‘You’re not serious?’ I asked, hoping it was all a nightmare.
‘I am,’ she replied. I could see the beginnings of a smile form under her fourteen layers of cheap foundation.
‘But I have flown all over the world while pregnant. I even called BA to check how many weeks pregnant you can be and still fly.’
‘Ah, well, they have different rules than us. With us, anyone over seven months pregnant has to have a certificate from their doctor.’
‘And if I have that I can fly?’
‘How do you suggest I get you one now? I mean can I call my doctor and get her to fax it?’
‘Oh no, I shouldn’t think so.’
Olivia started to cry.
I picked her up and looked around me pleadingly. Was there a doctor in the check-in queue?
A colleague of Miss Sadistic came to my rescue.
‘If your doctor could fax us something now, on this number, we could let you on,’ she said, handing me a piece of paper.
I didn’t dare explain to them that my doctor had recently committed suicide and that the lady who had taken over hardly knew me, so it was unlikely she would be able to say whether I could fly or not. I gloomily took the piece of paper and headed for the back of the queue.
Donia, who had been looking for some last-minute supplies of Calpol, joined us.
‘You haven’t got very far, have you?’
‘We’re not going,’ I said.
She laughed and picked up Olivia who was falling asleep on the luggage trolley.
‘No, I’m serious.’ I explained what had happened.
I’ve always found a pregnant woman weeping hysterically is pretty effective in any situation. So when I got through to the secretary at the surgery (thank God it was the grumpy one’s day off) I wept and told her what had happened.
She reacted like Moneypenny when James Bond is in a crisis.
‘Don’t you worry my lovey, we’ll send it through straight away. Leave it all to me.’
Less than an hour later we were airborne, heading to our new home. I have never been so relieved to be on a Ryanair plane.
We landed in Carcassonne an hour and half later.
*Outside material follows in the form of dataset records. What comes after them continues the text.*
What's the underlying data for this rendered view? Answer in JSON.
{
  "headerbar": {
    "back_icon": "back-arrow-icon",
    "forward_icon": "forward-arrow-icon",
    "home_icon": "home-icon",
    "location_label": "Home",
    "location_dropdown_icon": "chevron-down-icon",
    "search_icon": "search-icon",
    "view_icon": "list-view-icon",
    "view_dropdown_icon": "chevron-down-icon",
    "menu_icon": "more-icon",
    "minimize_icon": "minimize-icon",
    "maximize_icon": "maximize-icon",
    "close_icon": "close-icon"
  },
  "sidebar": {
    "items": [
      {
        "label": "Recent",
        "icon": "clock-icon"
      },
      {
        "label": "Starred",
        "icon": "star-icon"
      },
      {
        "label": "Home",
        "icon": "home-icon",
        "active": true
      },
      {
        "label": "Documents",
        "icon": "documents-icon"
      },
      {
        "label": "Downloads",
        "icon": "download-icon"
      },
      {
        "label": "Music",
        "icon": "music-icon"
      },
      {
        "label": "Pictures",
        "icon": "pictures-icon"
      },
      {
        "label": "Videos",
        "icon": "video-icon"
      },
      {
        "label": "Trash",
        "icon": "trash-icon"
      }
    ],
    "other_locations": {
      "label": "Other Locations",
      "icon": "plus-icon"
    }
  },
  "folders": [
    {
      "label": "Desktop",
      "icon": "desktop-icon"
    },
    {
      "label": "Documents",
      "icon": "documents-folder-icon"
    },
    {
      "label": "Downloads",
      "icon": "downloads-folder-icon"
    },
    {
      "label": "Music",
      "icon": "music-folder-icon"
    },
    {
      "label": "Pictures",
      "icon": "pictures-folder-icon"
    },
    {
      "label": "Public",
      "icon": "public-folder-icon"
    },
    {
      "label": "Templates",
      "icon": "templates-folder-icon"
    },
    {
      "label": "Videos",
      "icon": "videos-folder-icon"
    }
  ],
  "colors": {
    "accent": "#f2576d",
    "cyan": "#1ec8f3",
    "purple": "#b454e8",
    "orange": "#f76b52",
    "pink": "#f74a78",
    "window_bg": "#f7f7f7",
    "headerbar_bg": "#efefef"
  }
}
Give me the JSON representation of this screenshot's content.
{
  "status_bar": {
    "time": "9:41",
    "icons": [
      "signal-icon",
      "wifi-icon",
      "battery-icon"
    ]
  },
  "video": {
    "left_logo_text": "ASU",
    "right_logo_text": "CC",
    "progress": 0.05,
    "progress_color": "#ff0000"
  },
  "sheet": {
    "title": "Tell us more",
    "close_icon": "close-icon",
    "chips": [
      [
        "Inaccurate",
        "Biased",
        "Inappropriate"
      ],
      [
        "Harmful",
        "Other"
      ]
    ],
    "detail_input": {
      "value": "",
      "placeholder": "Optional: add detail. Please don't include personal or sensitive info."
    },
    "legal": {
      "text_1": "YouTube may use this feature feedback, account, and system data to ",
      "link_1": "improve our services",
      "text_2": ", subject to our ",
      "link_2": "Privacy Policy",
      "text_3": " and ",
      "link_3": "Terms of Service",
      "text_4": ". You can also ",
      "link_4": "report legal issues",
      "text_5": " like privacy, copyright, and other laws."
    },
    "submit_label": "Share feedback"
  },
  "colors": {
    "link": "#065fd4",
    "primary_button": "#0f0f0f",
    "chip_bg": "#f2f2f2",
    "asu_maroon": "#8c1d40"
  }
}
It was wonderful stepping out of the plane into what felt like a sauna. I stood at the top of the steps and breathed in the air of my new home: wonderful, if slightly tarnished with aviation fuel. Rupert was there to meet us. He told us that the furniture had finally arrived that morning and the men were busy unloading the truck. Max the cat had made it too but was refusing to come out of the cage he had travelled in from England.
The three kilometre drive from the village to the house was even more beautiful than I remembered. The vines, the olive trees, the huge pines close to our house were all swaying in the gentle breeze. I was desperate to get to my new home and float in the pool. In fact, that day was spent mainly arranging for the beds to be put up so that we all had somewhere to sleep that night—Rupert had so far been camping in the garden.
By early evening the beds were in place and I went for my first dip. It was one of those situations where the reality is better than the fantasy. I felt totally relaxed and happy, despite the fact that the house was a shambles and there were around 150 boxes still to unpack. Olivia ran around the pool with her plastic caterpillar. Donia was busy covering herself in baby oil to ensure optimum tanning.
After the swim we opened a bottle of wine on the terrace. I remembered a moment of doubt I had had a few months previously about moving. ‘I bet you,’ a friend of ours in Mayfield had said, ‘that after six months you’ll be wondering what on earth you’ve been worrying about.’ He was right, but it happened on the first day.
Helena's book More More France please! is available from Amazonand other book sellers from the 1st of July.